#### [What to work on]
Set down the entries once more, exactly as given.

#### [Supplied entries]
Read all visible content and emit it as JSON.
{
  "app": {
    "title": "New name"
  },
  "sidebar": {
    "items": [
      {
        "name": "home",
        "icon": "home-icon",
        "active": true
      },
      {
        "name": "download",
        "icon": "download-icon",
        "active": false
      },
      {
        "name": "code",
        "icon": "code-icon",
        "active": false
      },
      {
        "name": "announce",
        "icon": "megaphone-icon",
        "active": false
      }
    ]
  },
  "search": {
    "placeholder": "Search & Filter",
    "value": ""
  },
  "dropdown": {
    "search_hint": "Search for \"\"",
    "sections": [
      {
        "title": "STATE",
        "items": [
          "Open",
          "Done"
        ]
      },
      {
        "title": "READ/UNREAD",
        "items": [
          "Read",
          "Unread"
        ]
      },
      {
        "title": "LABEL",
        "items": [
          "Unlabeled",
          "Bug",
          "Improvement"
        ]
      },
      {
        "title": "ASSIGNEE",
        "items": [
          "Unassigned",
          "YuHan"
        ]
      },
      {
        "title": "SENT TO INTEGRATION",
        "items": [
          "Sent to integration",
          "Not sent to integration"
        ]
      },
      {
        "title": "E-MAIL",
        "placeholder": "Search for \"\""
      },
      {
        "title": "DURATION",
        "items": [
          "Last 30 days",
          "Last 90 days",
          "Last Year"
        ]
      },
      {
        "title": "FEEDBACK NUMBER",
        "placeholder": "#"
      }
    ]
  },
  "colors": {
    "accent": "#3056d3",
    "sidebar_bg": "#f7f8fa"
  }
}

#### [Output]
Read all visible content and emit it as JSON.
{
  "app": {
    "title": "New name"
  },
  "sidebar": {
    "items": [
      {
        "name": "home",
        "icon": "home-icon",
        "active": true
      },
      {
        "name": "download",
        "icon": "download-icon",
        "active": false
      },
      {
        "name": "code",
        "icon": "code-icon",
        "active": false
      },
      {
        "name": "announce",
        "icon": "megaphone-icon",
        "active": false
      }
    ]
  },
  "search": {
    "placeholder": "Search & Filter",
    "value": ""
  },
  "dropdown": {
    "search_hint": "Search for \"\"",
    "sections": [
      {
        "title": "STATE",
        "items": [
          "Open",
          "Done"
        ]
      },
      {
        "title": "READ/UNREAD",
        "items": [
          "Read",
          "Unread"
        ]
      },
      {
        "title": "LABEL",
        "items": [
          "Unlabeled",
          "Bug",
          "Improvement"
        ]
      },
      {
        "title": "ASSIGNEE",
        "items": [
          "Unassigned",
          "YuHan"
        ]
      },
      {
        "title": "SENT TO INTEGRATION",
        "items": [
          "Sent to integration",
          "Not sent to integration"
        ]
      },
      {
        "title": "E-MAIL",
        "placeholder": "Search for \"\""
      },
      {
        "title": "DURATION",
        "items": [
          "Last 30 days",
          "Last 90 days",
          "Last Year"
        ]
      },
      {
        "title": "FEEDBACK NUMBER",
        "placeholder": "#"
      }
    ]
  },
  "colors": {
    "accent": "#3056d3",
    "sidebar_bg": "#f7f8fa"
  }
}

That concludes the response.